Personally (not so for students) Dancing Bach on the Organ is about going beyond professionalism and re-discovering a lost naivity. A naivity that is beautifully simple and efficient.

This project  is dedicated to the memory of violinist and composer Claire Delbos, Messiaen's first wife, who tragically spent the last fifteen years of her life in a psychiatric institute.

What organ art and contemporary classical music need

Reflecting on what I wrote yesterday I have come to the conclusion that both organ art and contemporary classical music are in need of qualities like lightness, elegance souplesse and above all natural cheerfulness. And that I have the expertise now like few others to contribute to that.


Listening to the fairies with Martijn Alsters, flute, including the score

The organ has been my favourite instrument from when I was a teenager, but I always disliked the ponderosity which is generally (and unfortunately with reason) associated with organ playing.

I also react on ponderosity in contemporary classical music: the fact that naive joy of playing can hardly be found there, as if this is the new taboo. I find that quite unhealthy, if not to say pathetic, and just continue creating uncomplicated, cheerful pieces, finding inspiration in 18th century keyboard music and world music traditions.

"Listening to the fairies" is dedicated to my former organ teacher Rudi van Straten, who inspired me to start my research "Dancing Bach on the Organ" in 2017 and transfer the lightness, clarity and souplesse of my own music to Bach interpretation. It was recorded in the Grote Kerk in Breda on 10.9.2011, when the score was still not final. Therefore one may observe some small differences. Later "Listening to the fairies" became a part of the full evening project "The Enchanted Forest", see https://sites.google.com/site/willemtankeofficialwebsite/home/the-enchanted-forest

J.S. Bach - Sonata E-flat major BWV 525, first movement with score

In line with my project "Dancing Bach on the Organ" this will probably my best performance of BWV 525a up to the present.


Video Variations on To God be the Glory with score

I continued posting videos with scores and think this will work.

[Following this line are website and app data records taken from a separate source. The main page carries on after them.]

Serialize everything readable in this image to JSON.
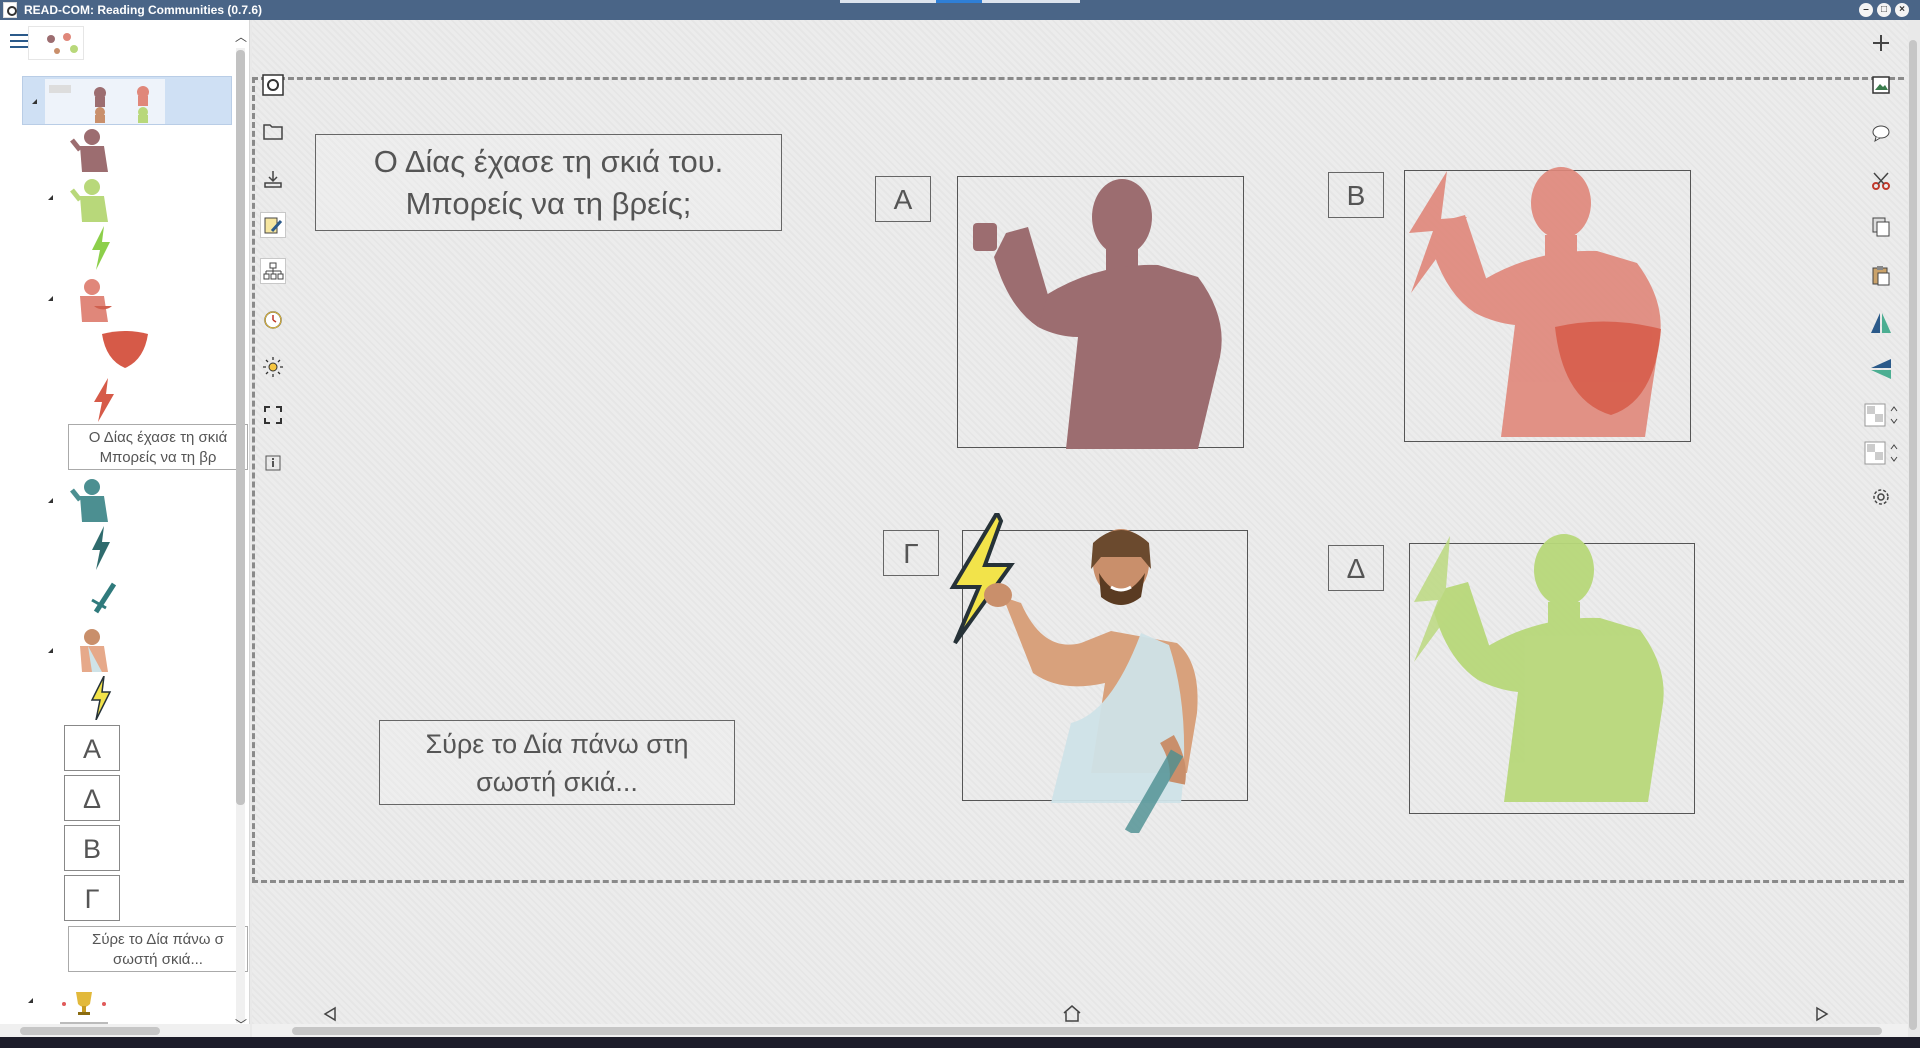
{
  "window": {
    "title": "READ-COM: Reading Communities (0.7.6)",
    "controls": [
      "minimize",
      "maximize",
      "close"
    ]
  },
  "sidebar": {
    "letters": [
      "Α",
      "Δ",
      "Β",
      "Γ"
    ],
    "text_items": [
      {
        "line1": "Ο Δίας έχασε τη σκιά",
        "line2": "Μπορείς να τη βρ"
      },
      {
        "line1": "Σύρε το Δία πάνω σ",
        "line2": "σωστή σκιά..."
      }
    ]
  },
  "canvas": {
    "question": {
      "line1": "Ο Δίας έχασε τη σκιά του.",
      "line2": "Μπορείς να τη βρείς;"
    },
    "instruction": {
      "line1": "Σύρε το Δία πάνω στη",
      "line2": "σωστή σκιά..."
    },
    "options": [
      {
        "label": "Α",
        "color": "#9c6d70"
      },
      {
        "label": "Β",
        "color": "#e0877a"
      },
      {
        "label": "Γ",
        "color": "#c98f6b"
      },
      {
        "label": "Δ",
        "color": "#b8d87a"
      }
    ]
  },
  "left_tools": [
    "logo-icon",
    "open-folder-icon",
    "download-icon",
    "edit-icon",
    "hierarchy-icon",
    "timer-icon",
    "brightness-icon",
    "fullscreen-icon",
    "info-icon"
  ],
  "right_tools": [
    "add-icon",
    "image-icon",
    "comment-icon",
    "cut-icon",
    "copy-icon",
    "paste-icon",
    "flip-horizontal-icon",
    "flip-vertical-icon",
    "opacity-icon",
    "transparency-icon",
    "settings-icon"
  ],
  "colors": {
    "titlebar": "#4a6587",
    "accent": "#2b5a8a"
  }
}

On the one hand I document my legacy and on the other people can really see the score now without the possibility of direct download, violation of author rights etc.


Birds, Drums and Signals with score; organ solo and with improvising flutist Martijn Alsers

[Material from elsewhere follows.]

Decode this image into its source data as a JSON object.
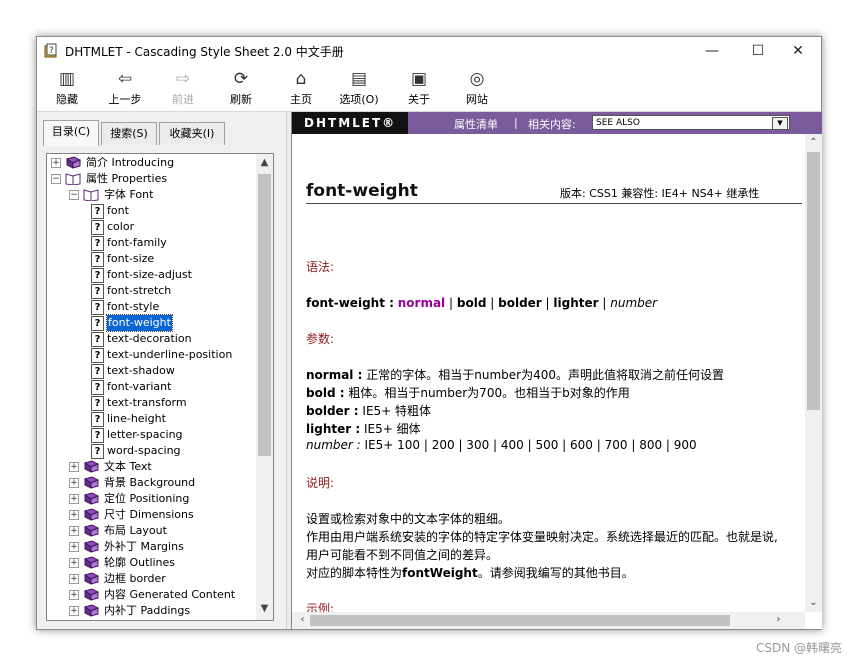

Yesterday I made two videos of "Birds, Drums and Signals". Both show the score. The first is for organ solo, with the digitalized sound of the Van Dam organ in Tholen (1832):

The second video shows the same, but with improvising flutist Martijn Alsters, as a part of our project "The Enchanted Forest":